◆ Activity: Leave the pictures out and reproduce all the entries word for word.

◆ Collected data:

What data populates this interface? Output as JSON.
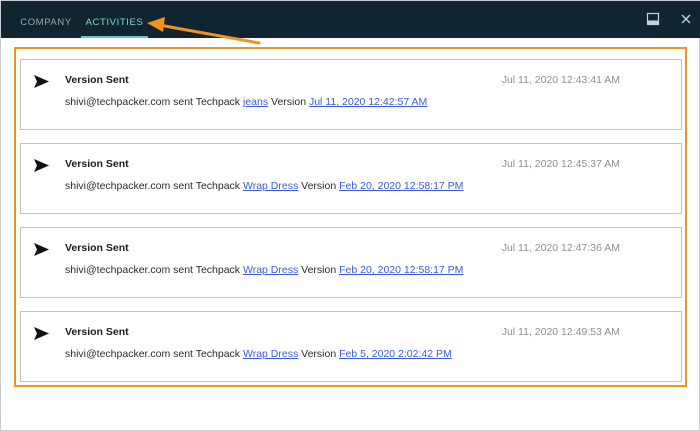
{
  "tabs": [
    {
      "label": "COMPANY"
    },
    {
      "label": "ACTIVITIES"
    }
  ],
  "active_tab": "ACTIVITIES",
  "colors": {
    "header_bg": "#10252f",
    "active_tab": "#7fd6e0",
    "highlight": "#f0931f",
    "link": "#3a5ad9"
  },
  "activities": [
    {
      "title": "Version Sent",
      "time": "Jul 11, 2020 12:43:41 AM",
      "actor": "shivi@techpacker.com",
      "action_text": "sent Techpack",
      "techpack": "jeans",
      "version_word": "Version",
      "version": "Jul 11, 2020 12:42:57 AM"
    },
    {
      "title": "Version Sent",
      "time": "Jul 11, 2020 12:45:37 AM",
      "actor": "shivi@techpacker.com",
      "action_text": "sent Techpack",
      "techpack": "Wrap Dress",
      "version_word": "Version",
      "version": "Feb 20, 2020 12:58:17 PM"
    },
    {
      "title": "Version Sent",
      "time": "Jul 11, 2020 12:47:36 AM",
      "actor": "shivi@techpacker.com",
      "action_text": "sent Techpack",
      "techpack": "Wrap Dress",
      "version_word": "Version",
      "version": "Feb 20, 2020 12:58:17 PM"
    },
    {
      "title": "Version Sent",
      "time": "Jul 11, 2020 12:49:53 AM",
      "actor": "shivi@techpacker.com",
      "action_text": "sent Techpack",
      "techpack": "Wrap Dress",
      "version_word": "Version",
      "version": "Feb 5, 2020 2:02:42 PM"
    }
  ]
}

◆ Response to the task:
What data populates this interface? Output as JSON.
{
  "tabs": [
    {
      "label": "COMPANY"
    },
    {
      "label": "ACTIVITIES"
    }
  ],
  "active_tab": "ACTIVITIES",
  "colors": {
    "header_bg": "#10252f",
    "active_tab": "#7fd6e0",
    "highlight": "#f0931f",
    "link": "#3a5ad9"
  },
  "activities": [
    {
      "title": "Version Sent",
      "time": "Jul 11, 2020 12:43:41 AM",
      "actor": "shivi@techpacker.com",
      "action_text": "sent Techpack",
      "techpack": "jeans",
      "version_word": "Version",
      "version": "Jul 11, 2020 12:42:57 AM"
    },
    {
      "title": "Version Sent",
      "time": "Jul 11, 2020 12:45:37 AM",
      "actor": "shivi@techpacker.com",
      "action_text": "sent Techpack",
      "techpack": "Wrap Dress",
      "version_word": "Version",
      "version": "Feb 20, 2020 12:58:17 PM"
    },
    {
      "title": "Version Sent",
      "time": "Jul 11, 2020 12:47:36 AM",
      "actor": "shivi@techpacker.com",
      "action_text": "sent Techpack",
      "techpack": "Wrap Dress",
      "version_word": "Version",
      "version": "Feb 20, 2020 12:58:17 PM"
    },
    {
      "title": "Version Sent",
      "time": "Jul 11, 2020 12:49:53 AM",
      "actor": "shivi@techpacker.com",
      "action_text": "sent Techpack",
      "techpack": "Wrap Dress",
      "version_word": "Version",
      "version": "Feb 5, 2020 2:02:42 PM"
    }
  ]
}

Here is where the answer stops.